Who would have thought that moving to Germany during a pandemic would be so hard? I mean, besides every single person who is crazy enough to even consider doing such a thing…
As expected, a lot of unexpected issues came up during my move to Germany, including getting an email 5 days before my flight telling me to cancel EVERYTHING. But I am happy to say that I finally arrived on July 7th, despite obstacles that were really pushing against me. Now I have been here for two weeks, I am officially out of quarantine, and ready to take on the mile long list of things I have to do in order for me to stay here.
About a month before I flew out to Germany, I purchased my plane ticket on the advice of a contracted company who was helping me with my move. They told me that I was already pre-approved for my work visa and that restrictions would allow me to travel after July 1st. Two weeks before that flight, my original non-stop flight was cancelled (which was *easily* fixed by a 1.5 hour hold on with the airline) and then I found out that my dog, Tycho, would not be able to go fly with me because of COVID-related pet travel restrictions (not *easily* fixable). After going through that, I emailed the contracting company, asking them if I was still okay to go and mentioned that I didn’t want any more surprises before I left. They assured me that everything was okay, but then I got the email from them, 5 days before my flight, saying that I would not be able to get into the country and that I should cancel everything. The flight, the temporary housing, the car…everything.
I was so upset! Moving to a new country can have an emotional toll on you. I had spent a majority of the last few weeks saying goodbye to friends and family, only to be told this news in the final days. About four hours later, with some coffee and light shopping in between to cheer me up, I was ready to fight. It just seemed crazy to me that I, an essential worker who was already pre-approved for a work visa, couldn’t get into the country. So I spent the rest of the evening doing research and then woke up early to call every German embassy in the US until I could get someone on the phone.
Finally, someone at the New York embassy called me back. We spoke for 5 minutes and she was already able to tell me that I had all the documents I needed. So I called the contracting company that was helping me and basically proclaimed, “Ready or not, I am coming!”
It was a risk, but I really didn’t have anything to lose. I went to the airport, showed them my pre-approved work visa, along with a letter that I asked my company to write explaining that I was an essential employee, and no one asked me question beyond that.
Looking back on it, it made sense. I wasn’t a tourist, I already had a job, I just wanted to start the next chapter of my life. Thankfully, the airport and border patrol agreed and it went smoothly.

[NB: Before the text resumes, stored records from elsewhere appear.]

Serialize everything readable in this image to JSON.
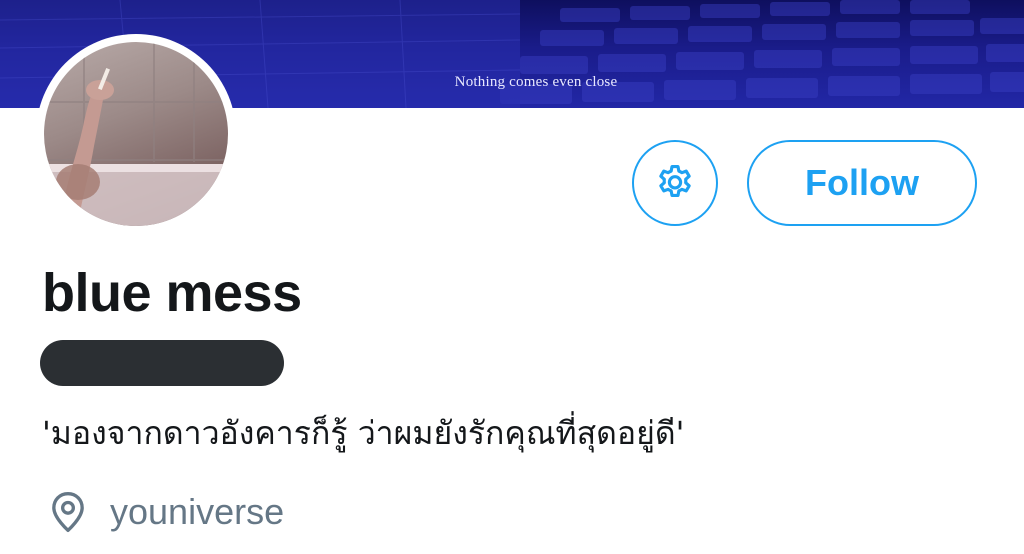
{
  "banner": {
    "caption": "Nothing comes even close"
  },
  "avatar": {
    "icon": "profile-photo"
  },
  "actions": {
    "settings_icon": "gear-icon",
    "follow_label": "Follow"
  },
  "profile": {
    "display_name": "blue mess",
    "bio": "'มองจากดาวอังคารก็รู้ ว่าผมยังรักคุณที่สุดอยู่ดี'",
    "location": "youniverse",
    "location_icon": "location-pin-icon"
  },
  "colors": {
    "accent": "#1da1f2",
    "text_primary": "#14171a",
    "text_secondary": "#657786",
    "banner": "#1a1c8a"
  }
}
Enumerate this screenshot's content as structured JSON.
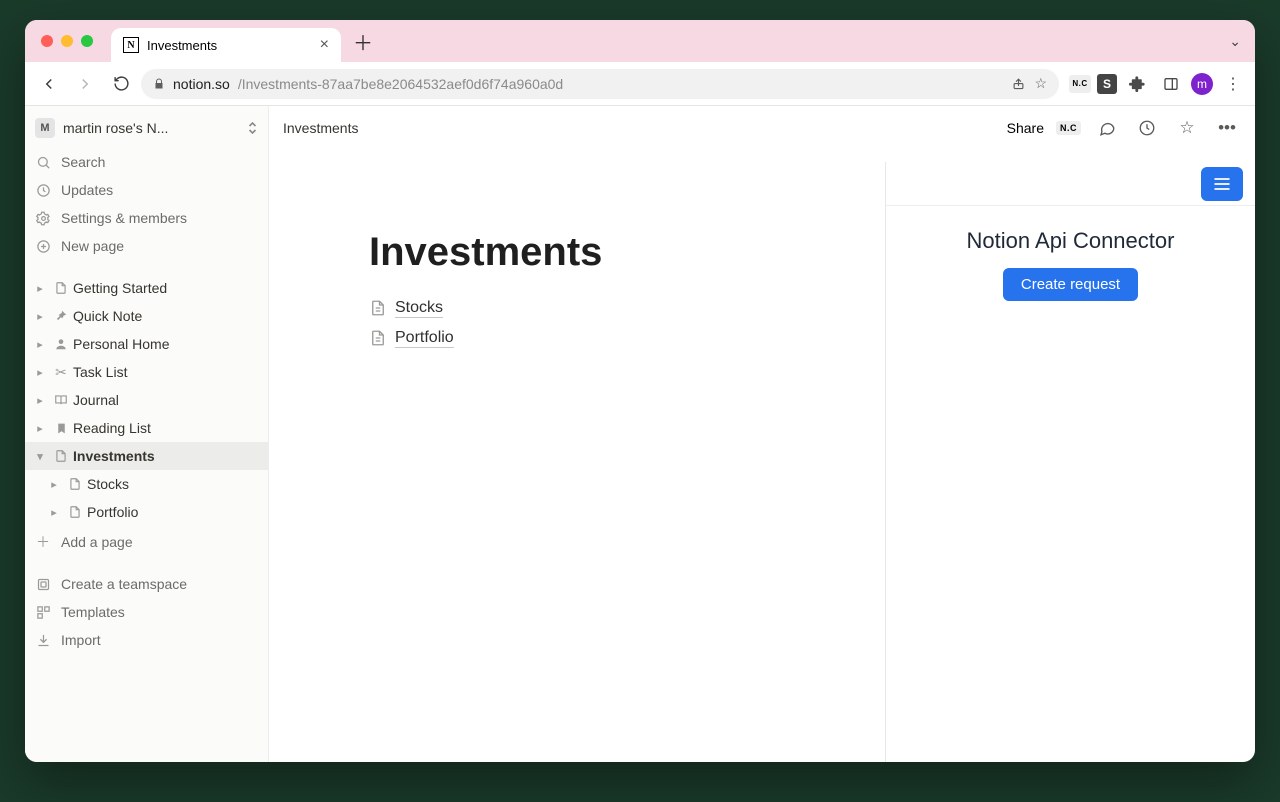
{
  "browser": {
    "tab_title": "Investments",
    "url_host": "notion.so",
    "url_path": "/Investments-87aa7be8e2064532aef0d6f74a960a0d",
    "avatar_letter": "m"
  },
  "workspace": {
    "avatar_letter": "M",
    "name": "martin rose's N..."
  },
  "sidebar_top": [
    {
      "icon": "search",
      "label": "Search"
    },
    {
      "icon": "clock",
      "label": "Updates"
    },
    {
      "icon": "gear",
      "label": "Settings & members"
    },
    {
      "icon": "plus-circle",
      "label": "New page"
    }
  ],
  "pages": [
    {
      "icon": "doc",
      "label": "Getting Started",
      "expanded": false,
      "active": false,
      "indent": 0
    },
    {
      "icon": "pin",
      "label": "Quick Note",
      "expanded": false,
      "active": false,
      "indent": 0
    },
    {
      "icon": "person",
      "label": "Personal Home",
      "expanded": false,
      "active": false,
      "indent": 0
    },
    {
      "icon": "scissors",
      "label": "Task List",
      "expanded": false,
      "active": false,
      "indent": 0
    },
    {
      "icon": "book",
      "label": "Journal",
      "expanded": false,
      "active": false,
      "indent": 0
    },
    {
      "icon": "bookmark",
      "label": "Reading List",
      "expanded": false,
      "active": false,
      "indent": 0
    },
    {
      "icon": "doc",
      "label": "Investments",
      "expanded": true,
      "active": true,
      "indent": 0
    },
    {
      "icon": "doc",
      "label": "Stocks",
      "expanded": false,
      "active": false,
      "indent": 1
    },
    {
      "icon": "doc",
      "label": "Portfolio",
      "expanded": false,
      "active": false,
      "indent": 1
    }
  ],
  "add_page_label": "Add a page",
  "sidebar_bottom": [
    {
      "icon": "teamspace",
      "label": "Create a teamspace"
    },
    {
      "icon": "templates",
      "label": "Templates"
    },
    {
      "icon": "import",
      "label": "Import"
    }
  ],
  "topbar": {
    "breadcrumb": "Investments",
    "share_label": "Share"
  },
  "page": {
    "title": "Investments",
    "subpages": [
      "Stocks",
      "Portfolio"
    ]
  },
  "panel": {
    "title": "Notion Api Connector",
    "button": "Create request"
  }
}
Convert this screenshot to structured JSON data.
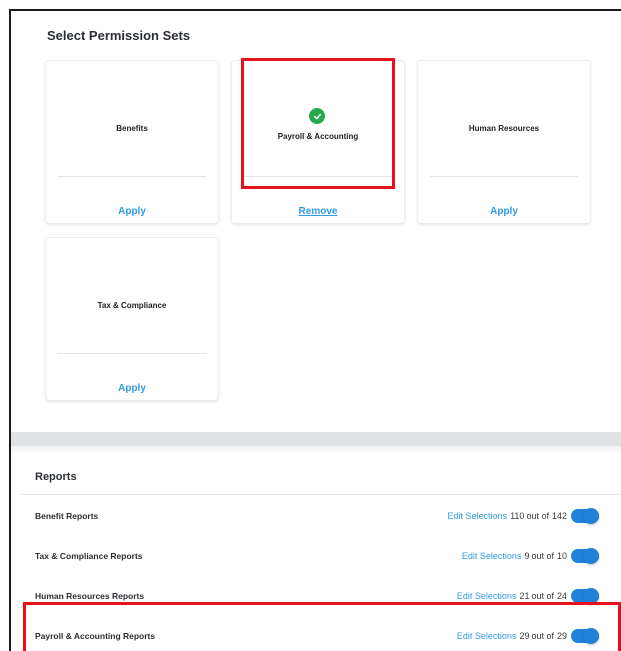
{
  "permissions": {
    "title": "Select Permission Sets",
    "cards": [
      {
        "label": "Benefits",
        "action": "Apply"
      },
      {
        "label": "Payroll & Accounting",
        "action": "Remove"
      },
      {
        "label": "Human Resources",
        "action": "Apply"
      },
      {
        "label": "Tax & Compliance",
        "action": "Apply"
      }
    ]
  },
  "reports": {
    "title": "Reports",
    "edit_label": "Edit Selections",
    "out_of_label": "out of",
    "rows": [
      {
        "label": "Benefit Reports",
        "selected": "110",
        "total": "142",
        "enabled": true
      },
      {
        "label": "Tax & Compliance Reports",
        "selected": "9",
        "total": "10",
        "enabled": true
      },
      {
        "label": "Human Resources Reports",
        "selected": "21",
        "total": "24",
        "enabled": true
      },
      {
        "label": "Payroll & Accounting Reports",
        "selected": "29",
        "total": "29",
        "enabled": true
      }
    ]
  },
  "colors": {
    "link": "#2f9be0",
    "check": "#27a84a",
    "toggle": "#1f82d8",
    "highlight": "#e8101a"
  },
  "icons": {
    "selected": "check-circle-icon"
  }
}
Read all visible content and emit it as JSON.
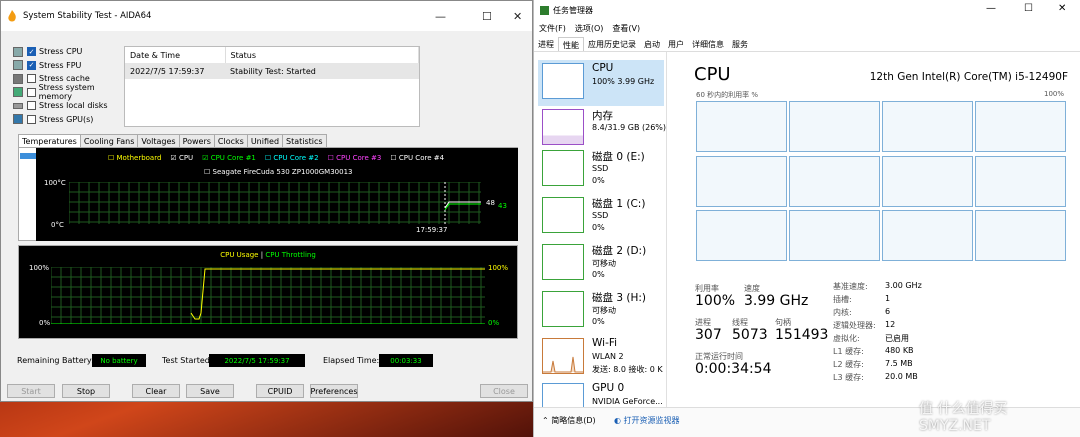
{
  "aida": {
    "title": "System Stability Test - AIDA64",
    "checks": [
      {
        "label": "Stress CPU",
        "checked": true
      },
      {
        "label": "Stress FPU",
        "checked": true
      },
      {
        "label": "Stress cache",
        "checked": false
      },
      {
        "label": "Stress system memory",
        "checked": false
      },
      {
        "label": "Stress local disks",
        "checked": false
      },
      {
        "label": "Stress GPU(s)",
        "checked": false
      }
    ],
    "log": {
      "col_date": "Date & Time",
      "col_status": "Status",
      "row_date": "2022/7/5 17:59:37",
      "row_status": "Stability Test: Started"
    },
    "tabs": [
      "Temperatures",
      "Cooling Fans",
      "Voltages",
      "Powers",
      "Clocks",
      "Unified",
      "Statistics"
    ],
    "temp_graph": {
      "legend": [
        {
          "label": "Motherboard",
          "color": "#ffff00",
          "checked": false
        },
        {
          "label": "CPU",
          "color": "#ffffff",
          "checked": true
        },
        {
          "label": "CPU Core #1",
          "color": "#00ff00",
          "checked": true
        },
        {
          "label": "CPU Core #2",
          "color": "#00ffff",
          "checked": false
        },
        {
          "label": "CPU Core #3",
          "color": "#ff44ff",
          "checked": false
        },
        {
          "label": "CPU Core #4",
          "color": "#ffffff",
          "checked": false
        },
        {
          "label": "Seagate FireCuda 530 ZP1000GM30013",
          "color": "#ffffff",
          "checked": false
        }
      ],
      "ymax": "100°C",
      "ymin": "0°C",
      "time": "17:59:37",
      "val1": "48",
      "val2": "43"
    },
    "usage_graph": {
      "title_a": "CPU Usage",
      "sep": "|",
      "title_b": "CPU Throttling",
      "ymax": "100%",
      "ymin": "0%",
      "ymax_r": "100%",
      "ymin_r": "0%"
    },
    "status": {
      "battery_label": "Remaining Battery:",
      "battery": "No battery",
      "started_label": "Test Started:",
      "started": "2022/7/5 17:59:37",
      "elapsed_label": "Elapsed Time:",
      "elapsed": "00:03:33"
    },
    "buttons": {
      "start": "Start",
      "stop": "Stop",
      "clear": "Clear",
      "save": "Save",
      "cpuid": "CPUID",
      "prefs": "Preferences",
      "close": "Close"
    }
  },
  "tm": {
    "title": "任务管理器",
    "menu": [
      "文件(F)",
      "选项(O)",
      "查看(V)"
    ],
    "tabs": [
      "进程",
      "性能",
      "应用历史记录",
      "启动",
      "用户",
      "详细信息",
      "服务"
    ],
    "side": [
      {
        "name": "CPU",
        "s1": "100% 3.99 GHz",
        "s2": ""
      },
      {
        "name": "内存",
        "s1": "8.4/31.9 GB (26%)",
        "s2": ""
      },
      {
        "name": "磁盘 0 (E:)",
        "s1": "SSD",
        "s2": "0%"
      },
      {
        "name": "磁盘 1 (C:)",
        "s1": "SSD",
        "s2": "0%"
      },
      {
        "name": "磁盘 2 (D:)",
        "s1": "可移动",
        "s2": "0%"
      },
      {
        "name": "磁盘 3 (H:)",
        "s1": "可移动",
        "s2": "0%"
      },
      {
        "name": "Wi-Fi",
        "s1": "WLAN 2",
        "s2": "发送: 8.0  接收: 0 K"
      },
      {
        "name": "GPU 0",
        "s1": "NVIDIA GeForce...",
        "s2": ""
      }
    ],
    "main": {
      "title": "CPU",
      "model": "12th Gen Intel(R) Core(TM) i5-12490F",
      "graph_label": "60 秒内的利用率 %",
      "graph_max": "100%",
      "util_label": "利用率",
      "util": "100%",
      "speed_label": "速度",
      "speed": "3.99 GHz",
      "proc_label": "进程",
      "proc": "307",
      "thr_label": "线程",
      "thr": "5073",
      "hnd_label": "句柄",
      "hnd": "151493",
      "up_label": "正常运行时间",
      "up": "0:00:34:54",
      "details": [
        {
          "k": "基准速度:",
          "v": "3.00 GHz"
        },
        {
          "k": "插槽:",
          "v": "1"
        },
        {
          "k": "内核:",
          "v": "6"
        },
        {
          "k": "逻辑处理器:",
          "v": "12"
        },
        {
          "k": "虚拟化:",
          "v": "已启用"
        },
        {
          "k": "L1 缓存:",
          "v": "480 KB"
        },
        {
          "k": "L2 缓存:",
          "v": "7.5 MB"
        },
        {
          "k": "L3 缓存:",
          "v": "20.0 MB"
        }
      ]
    },
    "footer": {
      "summary": "简略信息(D)",
      "monitor": "打开资源监视器"
    }
  },
  "watermark": "值 什么值得买  SMYZ.NET"
}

When I left for the airport that morning, I was thinking that it was about a 30% chance that they would reject me. So when I actually arrived, I was kind of shocked. I prepared for the worst and my adrenaline was so high that I didn’t sleep a wink on the plane. Which then lead to me having the worst week of jet lag.
I guess my life lesson from this is to listen to your gut sometimes. It ended up paying off for me and, if I didn’t do it, I would have been stuck in the states for another 2 or so months.
Since I left from Colorado, a less riskful state, my quarantine allowed me to travel for essential things and walk/hangout outside. So I have spent some time at the Isar, a few bier gardens, and bike rides around the Starnberger See.
All that is left for me to do is get my work visa, find a permanent place to live, get a car, get a German bank account…oh yeah, and learn German. Easy right?
Like it? Pin it?
Any interesting parts about moving to Germany that you would like me to answer? Leave them in the comments below!